    Germans are some of the most sensible, rational people I have met, but when it comes to energy, there is a blind spot about the size of the sun.

    • #20
    • January 22, 2012 at 12:13 pm
  21. Profile photo of Oranjeman Member

    King Prawn has got the sense of it.  If you are after a literal translation (more Saxon less Anglo), it would be something like Harm-joy.  The feeling a man will get when a piano falls on former Heisman Trophy winner, Orenthal James Simpson. 

    The King Prawn
    Richard Stewart: Docjay, if you’re asking about the word “schadenfreude,” I believe it is, roughly: malaise, dismay, anxiety about the future, and melancholy, all rolled up into one. · 2 minutes ago
    It’s actually feeling pleasure at the misfortune of someone else. I feel it every time I see someone who passed me driving like a moron pulled over by the police. · 14 minutes ago
    • #21
    • January 22, 2012 at 12:13 pm
  22. Profile photo of Mendel Member

    Great trivia about German solar power: if you buy and install a solar panel on your private house, you are not allowed to use that power yourself! 

    Instead, you must feed that power directly into the grid, for which the utility pays you a fixed rate, and then you buy power back off the same grid for the normal market price.  The same is true for any self-produced renewable energy.

    • #22
    • January 22, 2012 at 12:17 pm
  23. Profile photo of Sisyphus Member
    Foxman:  If anybody can come up with a better way to store energy,inexpensive compact and efficient, that person will make a fortune.  It is not an easy solution. · 34 minutes ago

    But given an Obama-level understanding of capitalism, if you create the demand, the supply will arise!
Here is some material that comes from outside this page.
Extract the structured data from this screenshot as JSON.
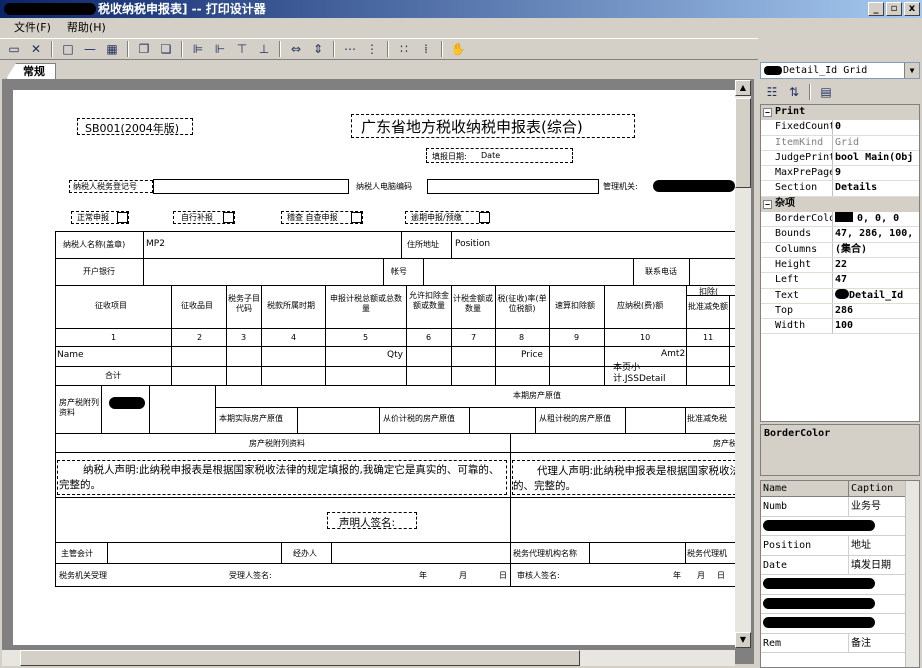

There are intellects so unfathomably dense in this life that no idea can survive unwarped. Singularities of the intellect, if you will.

    • #23
    • January 22, 2012 at 12:25 pm
  24. Profile photo of tabula rasa Member

    Let’s see.  Solar doesn’t work.  We’re going to shut down all the nuclear plants. What does that leave us?  Coal.  Problem solved.

    • #24
    • January 22, 2012 at 12:48 pm
  25. Profile photo of Stephen Bishop Member

    James

    You missed the bit that the German investment in solar was full on to enable their manufacturers to take a leading position in world markets. Unfortunately the Chinese are now producing the stuff at a price where the Germans cannot compete and so the government is pulling out of the game.

    As for the Sun not much has changed over the years.

    • #25
    • January 22, 2012 at 12:57 pm
  26. Profile photo of Foxman Inactive

     I have always advocated solar-powered snow removal, it works eventually, but my wife just hands me the shovel.

    • #26
    • January 23, 2012 at 10:17 am